|Full Name||Steven Nelson Feuerstein|
|Born||May 8, 1955|
|Died||June 16, 2017|
|First Role||American Raspberry (1977)|
Stephen Furst was an American actor, director, singer, voice artist, and comedian.
Furst was born in Norfolk, Virginia. He is a graduate of Virginia Commonwealth University with a degree in Theater Arts. Before he became an actor, he delivered pizzas in Hollywood. Later on, he started putting his picture and resume inside the pizza boxes and was soon discovered by Matty Simmons who cast him in National Lampoon's Animal House.
In 1972, Furst's father died from diabetes complications. Years later, Furst was diagnosed with Type II Diabetes. After almost needing to have his left foot amputated due to diabetes complications in 1996, Furst lost nearly eighty pounds in the time between the third and fourth seasons of Babylon 5. When filming started for the fourth season, the show's producers found that all of the costumes were now too large for him.
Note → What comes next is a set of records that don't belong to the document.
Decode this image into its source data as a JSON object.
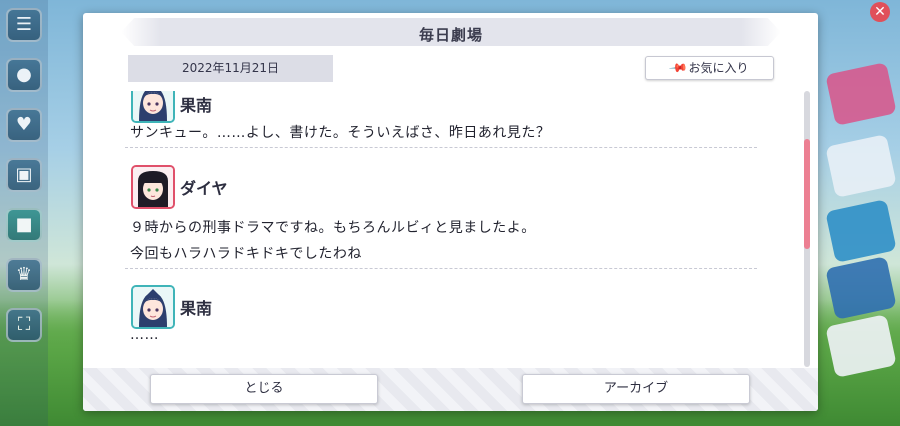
{
  "dialog": {
    "title": "毎日劇場",
    "date": "2022年11月21日",
    "favorite_label": "お気に入り",
    "favorite_icon": "pin-icon",
    "close_label": "とじる",
    "archive_label": "アーカイブ"
  },
  "messages": [
    {
      "speaker": "果南",
      "avatar_color": "#3fb4b8",
      "lines": [
        "サンキュー。……よし、書けた。そういえばさ、昨日あれ見た？"
      ]
    },
    {
      "speaker": "ダイヤ",
      "avatar_color": "#e0506a",
      "lines": [
        "９時からの刑事ドラマですね。もちろんルビィと見ましたよ。",
        "今回もハラハラドキドキでしたわね"
      ]
    },
    {
      "speaker": "果南",
      "avatar_color": "#3fb4b8",
      "lines": [
        "……"
      ]
    }
  ],
  "colors": {
    "scroll_thumb": "#ec7f92",
    "accent_teal": "#3fb4b8",
    "accent_pink": "#e0506a"
  }
}
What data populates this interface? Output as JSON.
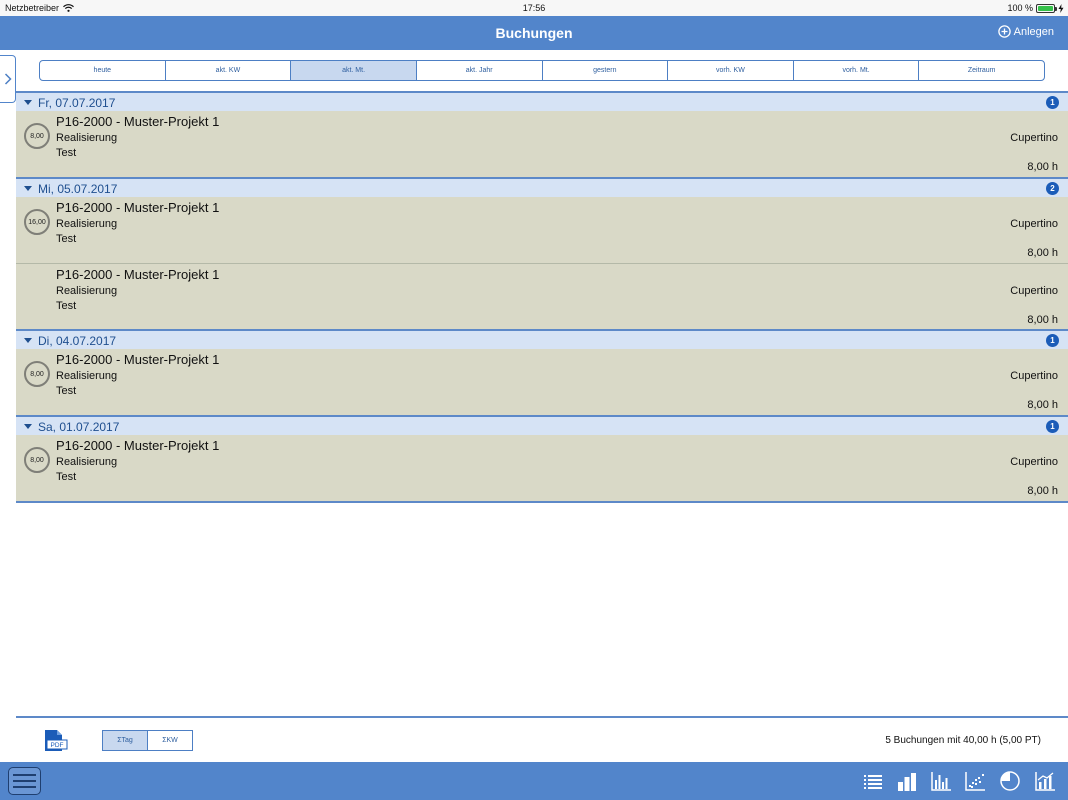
{
  "status_bar": {
    "carrier": "Netzbetreiber",
    "time": "17:56",
    "battery": "100 %"
  },
  "nav": {
    "title": "Buchungen",
    "add_label": "Anlegen"
  },
  "filters": [
    {
      "label": "heute",
      "active": false
    },
    {
      "label": "akt. KW",
      "active": false
    },
    {
      "label": "akt. Mt.",
      "active": true
    },
    {
      "label": "akt. Jahr",
      "active": false
    },
    {
      "label": "gestern",
      "active": false
    },
    {
      "label": "vorh. KW",
      "active": false
    },
    {
      "label": "vorh. Mt.",
      "active": false
    },
    {
      "label": "Zeitraum",
      "active": false
    }
  ],
  "groups": [
    {
      "date": "Fr, 07.07.2017",
      "count": "1",
      "total": "8,00",
      "entries": [
        {
          "project": "P16-2000 - Muster-Projekt 1",
          "phase": "Realisierung",
          "note": "Test",
          "location": "Cupertino",
          "hours": "8,00 h"
        }
      ]
    },
    {
      "date": "Mi, 05.07.2017",
      "count": "2",
      "total": "16,00",
      "entries": [
        {
          "project": "P16-2000 - Muster-Projekt 1",
          "phase": "Realisierung",
          "note": "Test",
          "location": "Cupertino",
          "hours": "8,00 h"
        },
        {
          "project": "P16-2000 - Muster-Projekt 1",
          "phase": "Realisierung",
          "note": "Test",
          "location": "Cupertino",
          "hours": "8,00 h"
        }
      ]
    },
    {
      "date": "Di, 04.07.2017",
      "count": "1",
      "total": "8,00",
      "entries": [
        {
          "project": "P16-2000 - Muster-Projekt 1",
          "phase": "Realisierung",
          "note": "Test",
          "location": "Cupertino",
          "hours": "8,00 h"
        }
      ]
    },
    {
      "date": "Sa, 01.07.2017",
      "count": "1",
      "total": "8,00",
      "entries": [
        {
          "project": "P16-2000 - Muster-Projekt 1",
          "phase": "Realisierung",
          "note": "Test",
          "location": "Cupertino",
          "hours": "8,00 h"
        }
      ]
    }
  ],
  "toolbar": {
    "pdf_label": "PDF",
    "sum_day": "ΣTag",
    "sum_week": "ΣKW",
    "summary": "5 Buchungen mit 40,00 h (5,00 PT)"
  },
  "tabbar": {
    "icons": [
      "list-icon",
      "bar-chart-icon",
      "column-chart-icon",
      "scatter-chart-icon",
      "pie-chart-icon",
      "combo-chart-icon"
    ]
  },
  "colors": {
    "accent": "#5285cb",
    "header_bg": "#d6e3f5",
    "entry_bg": "#d9d9c7",
    "badge": "#1b5cb8"
  }
}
His weight loss is easily visible in the later seasons of Babylon 5, although it was not explained within the context of the Vir Cotto character. He wrote the book Confessions of a Couch Potato about his weight loss and diabetes, and co-wrote and directed a video called Diabetes for Guys, an attempt to educate about diabetes management through humor.
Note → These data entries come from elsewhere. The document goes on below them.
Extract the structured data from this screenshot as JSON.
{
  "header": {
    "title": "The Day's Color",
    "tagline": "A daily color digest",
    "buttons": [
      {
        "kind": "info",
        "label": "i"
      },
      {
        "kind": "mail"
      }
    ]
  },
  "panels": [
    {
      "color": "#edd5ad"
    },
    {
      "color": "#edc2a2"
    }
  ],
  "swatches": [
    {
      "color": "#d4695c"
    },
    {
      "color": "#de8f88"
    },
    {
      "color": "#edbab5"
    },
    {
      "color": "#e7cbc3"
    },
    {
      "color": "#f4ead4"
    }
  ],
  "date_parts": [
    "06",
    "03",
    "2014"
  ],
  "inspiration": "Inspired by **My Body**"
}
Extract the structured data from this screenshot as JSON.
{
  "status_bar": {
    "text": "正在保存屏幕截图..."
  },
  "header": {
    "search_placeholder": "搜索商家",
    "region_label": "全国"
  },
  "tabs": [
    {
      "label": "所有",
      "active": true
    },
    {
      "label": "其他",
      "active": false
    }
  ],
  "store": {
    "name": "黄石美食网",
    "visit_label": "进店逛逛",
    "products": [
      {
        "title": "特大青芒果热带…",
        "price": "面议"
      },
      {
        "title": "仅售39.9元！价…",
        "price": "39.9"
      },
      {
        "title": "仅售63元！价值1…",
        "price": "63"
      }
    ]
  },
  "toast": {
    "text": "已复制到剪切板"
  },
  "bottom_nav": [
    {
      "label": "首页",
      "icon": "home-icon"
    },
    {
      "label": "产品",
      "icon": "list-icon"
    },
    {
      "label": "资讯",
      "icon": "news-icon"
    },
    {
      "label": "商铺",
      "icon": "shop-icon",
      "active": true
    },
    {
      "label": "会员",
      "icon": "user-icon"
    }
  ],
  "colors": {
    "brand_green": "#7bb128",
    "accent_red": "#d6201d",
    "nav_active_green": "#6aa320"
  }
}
Furst has directed many independent and / or low-budget films, including the low-budget movie Title to Murder and the direct-to-video children's film Baby Huey's Great Easter Adventure. He also directed three low-budget movies for the Sci Fi Channel. Dragon Storm in 2004, and Path of Destruction and Basilisk in 2005., the latter two of which he co-starred in.
He married Lorraine Wright, an entertainment lawyer, on June 13, 1976. They have two sons, both in the entertainment business. His older son, Nathan Furst (born in 1978), is a successful television and film composer who has been nominated for numerous awards. His younger son, Griff Furst (born in 1981), is an actor, director and musician.
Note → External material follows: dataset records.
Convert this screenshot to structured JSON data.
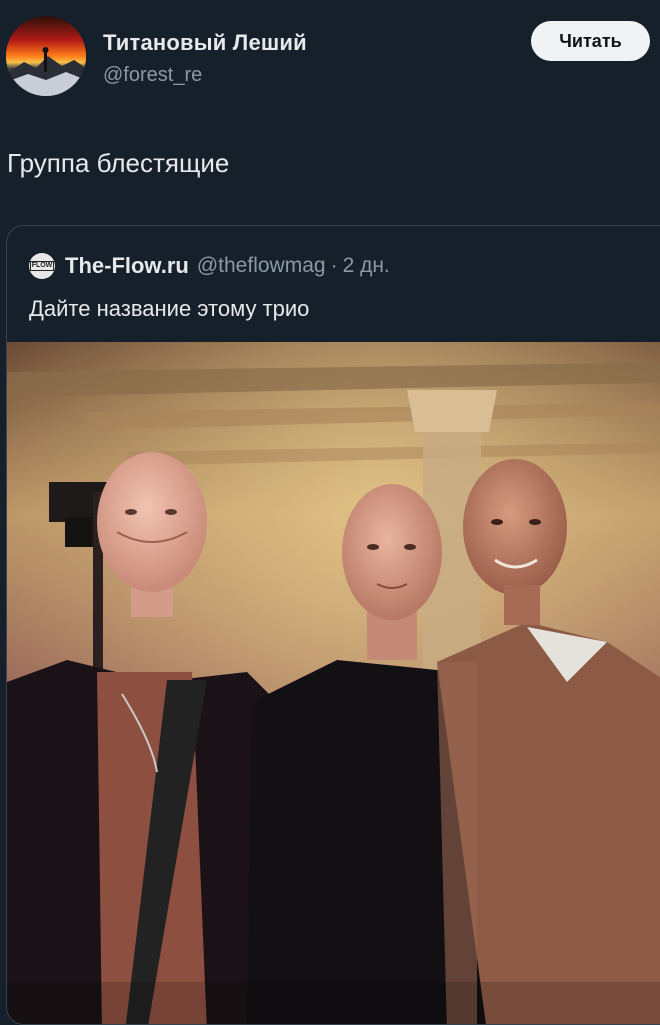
{
  "author": {
    "display_name": "Титановый Леший",
    "handle": "@forest_re",
    "avatar_icon": "sunset-mountain-avatar-icon"
  },
  "follow_button": {
    "label": "Читать"
  },
  "post": {
    "text": "Группа блестящие"
  },
  "quoted_post": {
    "avatar_label": "FLOW",
    "display_name": "The-Flow.ru",
    "handle": "@theflowmag",
    "separator": "·",
    "time": "2 дн.",
    "text": "Дайте название этому трио",
    "photo_icon": "three-bald-men-photo"
  },
  "colors": {
    "background": "#15202b",
    "text_primary": "#e7e9ea",
    "text_secondary": "#8b98a5",
    "button_bg": "#eff3f4",
    "border": "#38444d"
  }
}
Since June 2006, Furst has co-hosted the Renal Support Network's webcast KidneyTalk with Lori Hartwell.
On June 16th, 2017, at the age of 63, Furst died from complications due to his battle with diabetes at his home in Moorpark, California.